This was an expensive investment, but proved worthwhile from the start, as the "Reading and Writing" parents provided a ready-made nucleus for the group. Several mothers said they might not have come if it hadn't been for Mrs Butler, whom they knew and respected. "And it's good it's held at the school: if it'd been anywhere else I wouldn't have bothered."
This helped solve a major problem for Kate Jasper, one of two Parent-Link co-ordinators for the Alverton group.
She says that although all the parents she's worked with have found the course worthwhile - "I don't think there's ever been one who had negative feelings once they'd started" - encouraging people over the threshold in the first place can be difficult.
Apart from all the usual problems inherent in getting something off the ground, there's the added worry that such a group may be stigmatised as just for 'failing parents'.
"Parent-Link is for all parents," she said. "We all fail to some extent and we all succeed. But everybody benefits from sharing experiences and learning new skills."
Like all Parent-Link co-ordinators, Kate Jasper was once a course member herself. She had read an article about Parent-Link's founder Ivan Sokolov.
He launched an organisation called the Parent Network in southern England in 1986, and thought his ideas might help her cope with the pressures of juggling two young children and a demanding job.

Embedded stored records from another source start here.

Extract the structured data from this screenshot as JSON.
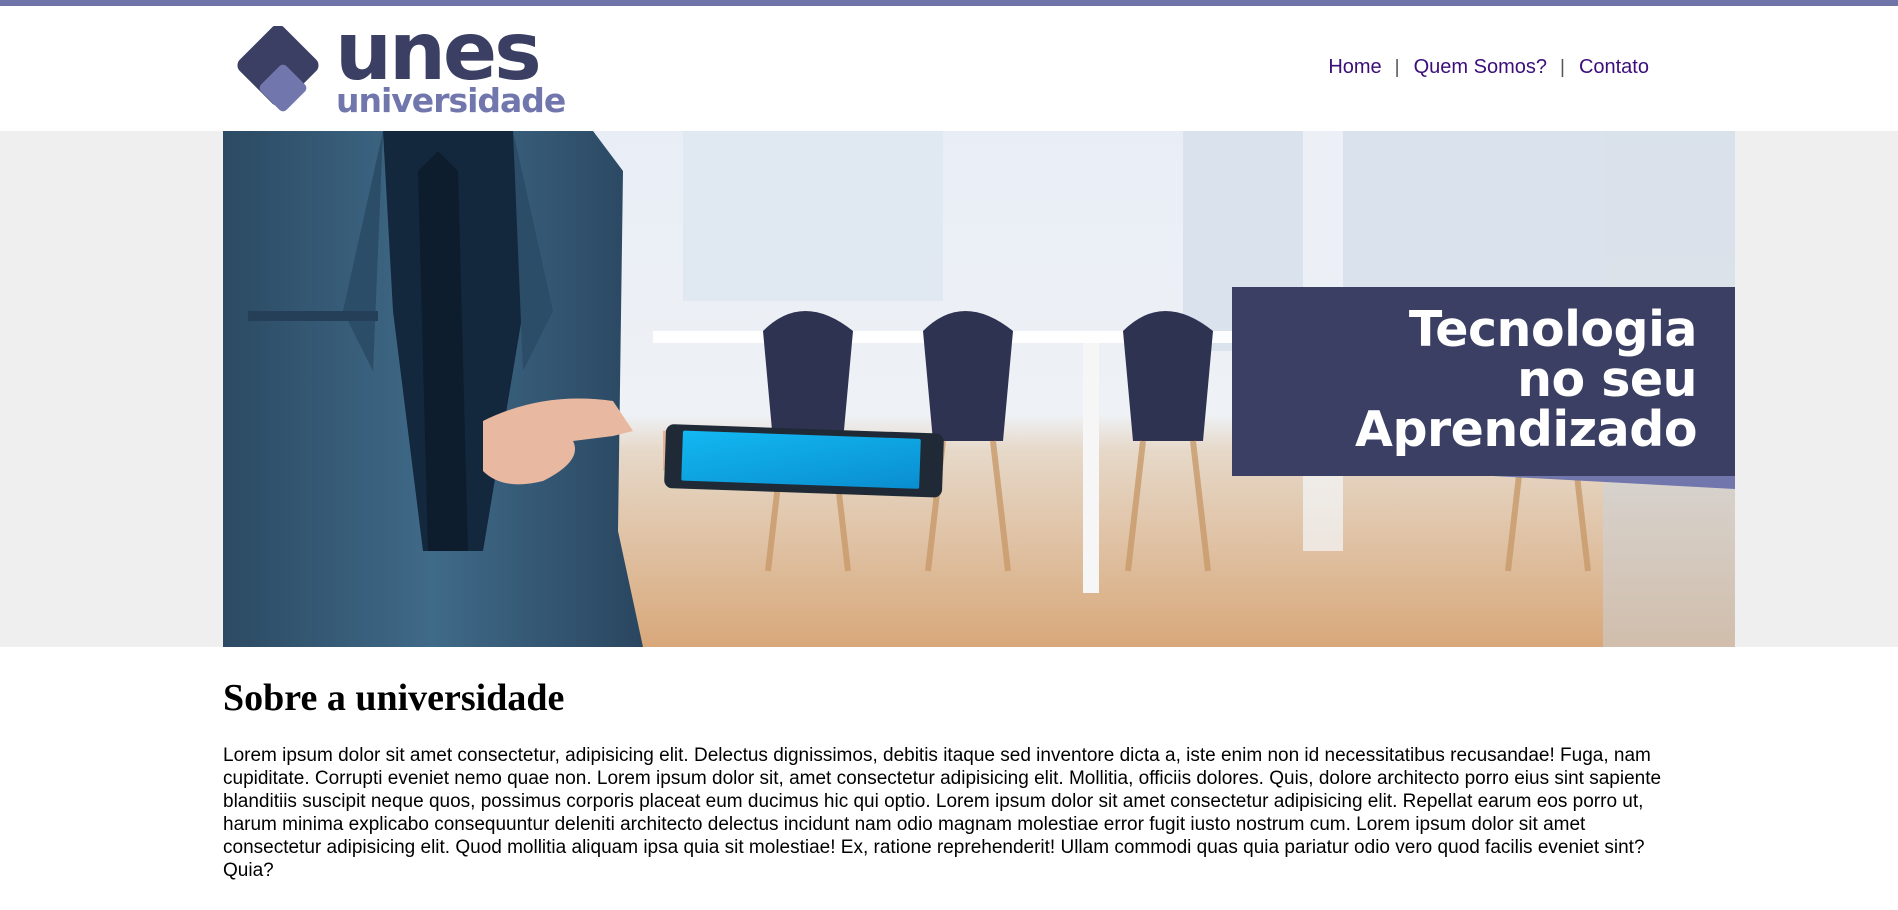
{
  "brand": {
    "name": "unes",
    "subtitle": "universidade",
    "colors": {
      "dark": "#3a3f63",
      "accent": "#7176ad",
      "nav_link": "#3b0e7a"
    }
  },
  "nav": {
    "items": [
      {
        "label": "Home"
      },
      {
        "label": "Quem Somos?"
      },
      {
        "label": "Contato"
      }
    ],
    "separator": "|"
  },
  "hero": {
    "banner_lines": [
      "Tecnologia",
      "no seu",
      "Aprendizado"
    ]
  },
  "about": {
    "heading": "Sobre a universidade",
    "paragraph": "Lorem ipsum dolor sit amet consectetur, adipisicing elit. Delectus dignissimos, debitis itaque sed inventore dicta a, iste enim non id necessitatibus recusandae! Fuga, nam cupiditate. Corrupti eveniet nemo quae non. Lorem ipsum dolor sit, amet consectetur adipisicing elit. Mollitia, officiis dolores. Quis, dolore architecto porro eius sint sapiente blanditiis suscipit neque quos, possimus corporis placeat eum ducimus hic qui optio. Lorem ipsum dolor sit amet consectetur adipisicing elit. Repellat earum eos porro ut, harum minima explicabo consequuntur deleniti architecto delectus incidunt nam odio magnam molestiae error fugit iusto nostrum cum. Lorem ipsum dolor sit amet consectetur adipisicing elit. Quod mollitia aliquam ipsa quia sit molestiae! Ex, ratione reprehenderit! Ullam commodi quas quia pariatur odio vero quod facilis eveniet sint? Quia?"
  }
}
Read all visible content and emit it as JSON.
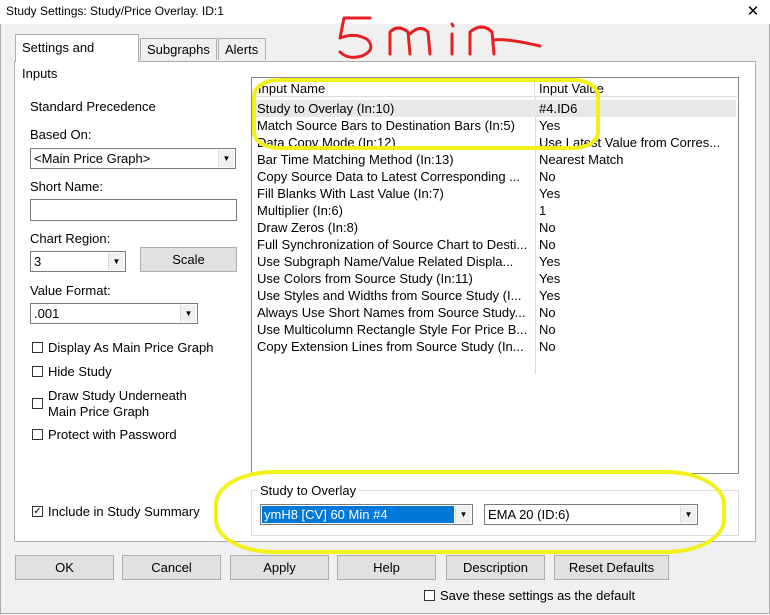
{
  "window": {
    "title": "Study Settings: Study/Price Overlay. ID:1",
    "close_glyph": "✕"
  },
  "tabs": [
    "Settings and Inputs",
    "Subgraphs",
    "Alerts"
  ],
  "left": {
    "standard_precedence": "Standard Precedence",
    "based_on_label": "Based On:",
    "based_on_value": "<Main Price Graph>",
    "short_name_label": "Short Name:",
    "short_name_value": "",
    "chart_region_label": "Chart Region:",
    "chart_region_value": "3",
    "scale_button": "Scale",
    "value_format_label": "Value Format:",
    "value_format_value": ".001",
    "checks": [
      {
        "label": "Display As Main Price Graph",
        "checked": false
      },
      {
        "label": "Hide Study",
        "checked": false
      },
      {
        "label": "Draw Study Underneath",
        "label2": "Main Price Graph",
        "checked": false
      },
      {
        "label": "Protect with Password",
        "checked": false
      }
    ],
    "include_summary": {
      "label": "Include in Study Summary",
      "checked": true,
      "mark": "✓"
    }
  },
  "grid": {
    "headers": [
      "Input Name",
      "Input Value"
    ],
    "rows": [
      {
        "name": "Study to Overlay  (In:10)",
        "value": "#4.ID6"
      },
      {
        "name": "Match Source Bars to Destination Bars  (In:5)",
        "value": "Yes"
      },
      {
        "name": "Data Copy Mode  (In:12)",
        "value": "Use Latest Value from Corres..."
      },
      {
        "name": "Bar Time Matching Method  (In:13)",
        "value": "Nearest Match"
      },
      {
        "name": "Copy Source Data to Latest Corresponding ...",
        "value": "No"
      },
      {
        "name": "Fill Blanks With Last Value  (In:7)",
        "value": "Yes"
      },
      {
        "name": "Multiplier  (In:6)",
        "value": "1"
      },
      {
        "name": "Draw Zeros  (In:8)",
        "value": "No"
      },
      {
        "name": "Full Synchronization of Source Chart to Desti...",
        "value": "No"
      },
      {
        "name": "Use Subgraph Name/Value Related Displa...",
        "value": "Yes"
      },
      {
        "name": "Use Colors from Source Study  (In:11)",
        "value": "Yes"
      },
      {
        "name": "Use Styles and Widths from Source Study  (I...",
        "value": "Yes"
      },
      {
        "name": "Always Use Short Names from Source Study...",
        "value": "No"
      },
      {
        "name": "Use Multicolumn Rectangle Style For Price B...",
        "value": "No"
      },
      {
        "name": "Copy Extension Lines from Source Study  (In...",
        "value": "No"
      }
    ]
  },
  "overlay": {
    "group_label": "Study to Overlay",
    "chart_value": "ymH8 [CV]  60 Min  #4",
    "study_value": "EMA 20 (ID:6)"
  },
  "buttons": [
    "OK",
    "Cancel",
    "Apply",
    "Help",
    "Description",
    "Reset Defaults"
  ],
  "save_default": {
    "label": "Save these settings as the default",
    "checked": false
  },
  "annotation": {
    "text": "5min",
    "highlight_color": "#f2f21a",
    "selection_color": "#0078d7"
  }
}
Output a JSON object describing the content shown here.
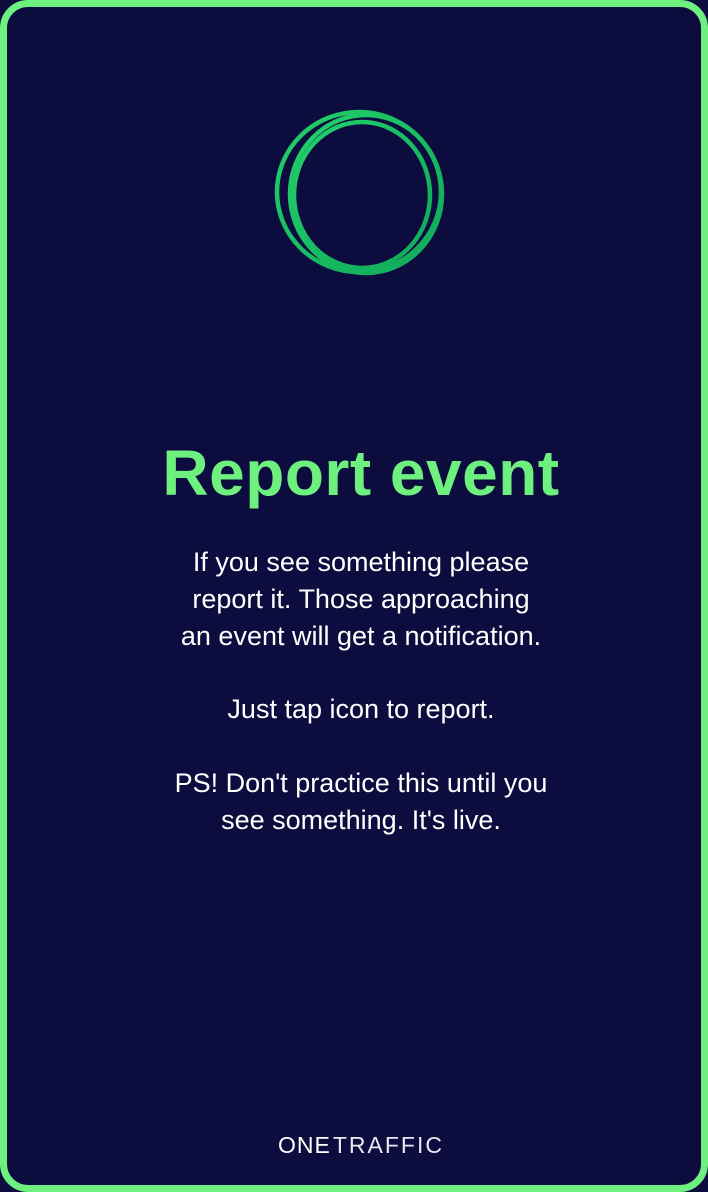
{
  "colors": {
    "background": "#0c0c3e",
    "accent": "#6ef07e",
    "text": "#ffffff"
  },
  "icon": "report-event-rings-icon",
  "title": "Report event",
  "description": {
    "lines": [
      "If you see something please",
      "report it. Those approaching",
      "an event will get a notification."
    ]
  },
  "instruction": "Just tap icon to report.",
  "warning": {
    "lines": [
      "PS! Don't practice this until you",
      "see something. It's live."
    ]
  },
  "brand": {
    "part1": "ONE",
    "part2": "TRAFFIC"
  }
}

When the course was over, Kate opted to take the six-month training course necessary to lead a group.
She is enthusiastic about the skills she teaches and the way the groups work. Sessions are carefully structured, starting with discussion of how people have made use of skills learned the previous week.
Then there is a set topic for the week, with discussion and short exercises to demonstrate it. At the end of each session group members receive a booklet revising the main points about the week's topic.
Over the 13-week course, discussion covers areas such as parenting styles, listening skills, how to praise children and how to challenge unacceptable behaviour. Recognising that children are as ill-served by parents who act like doormats as they are by those who act like bullies, Parent-Link recommends assertive parenting, with the emphasis on gentle firmness, fairness and mutual respect.
The skill being reviewed at the eighth meeting of the Alverton group is reflective listening, a technique used by professional counsellors but just as useful in parent-child relationships. The group exchanges reports on how the strategies they learned at the last session have worked .
Everyone is pleased with the way their new skill has encouraged children and friends to work through problems for themselves and find resolutions. "After I'd listened, I felt really good, rewarded, that I'd given her what she really needed, not just jumped in and interrupted her train of thought."
It is clear that participation in Parent-Link does wonders for the self-esteem. These women are full of optimism for themselves and their children.
One mother said: "I was looking for answers. You start on this black and white road and it turns about a thousand shades of grey. But basically you've got the answers yourself. We're not on our own."
The parents of Penzance are enjoying doing it for themselves and Maureen Woodhouse has noticed the difference.
The meetings are completely confidential, so all she knows about what goes on in her school library every Wednesday has come from odd hints dropped by the parents.
But this has been enough to inspire her to join a Parent-Link group herself, with a view to becoming more involved with the organisation in the future.
"It is one of the most exciting initiatives I have ever seen. The parents are all gaining self-esteem, proud of themselves, proud of their children. One of them came to me and said it had changed her life. I think it's more than that: this thing could change our country."
* Parent-Link is a programmedeveloped by Parent Network, 44-46 Caversham Road, London, NW5 2DS Tel: 0171 485 8535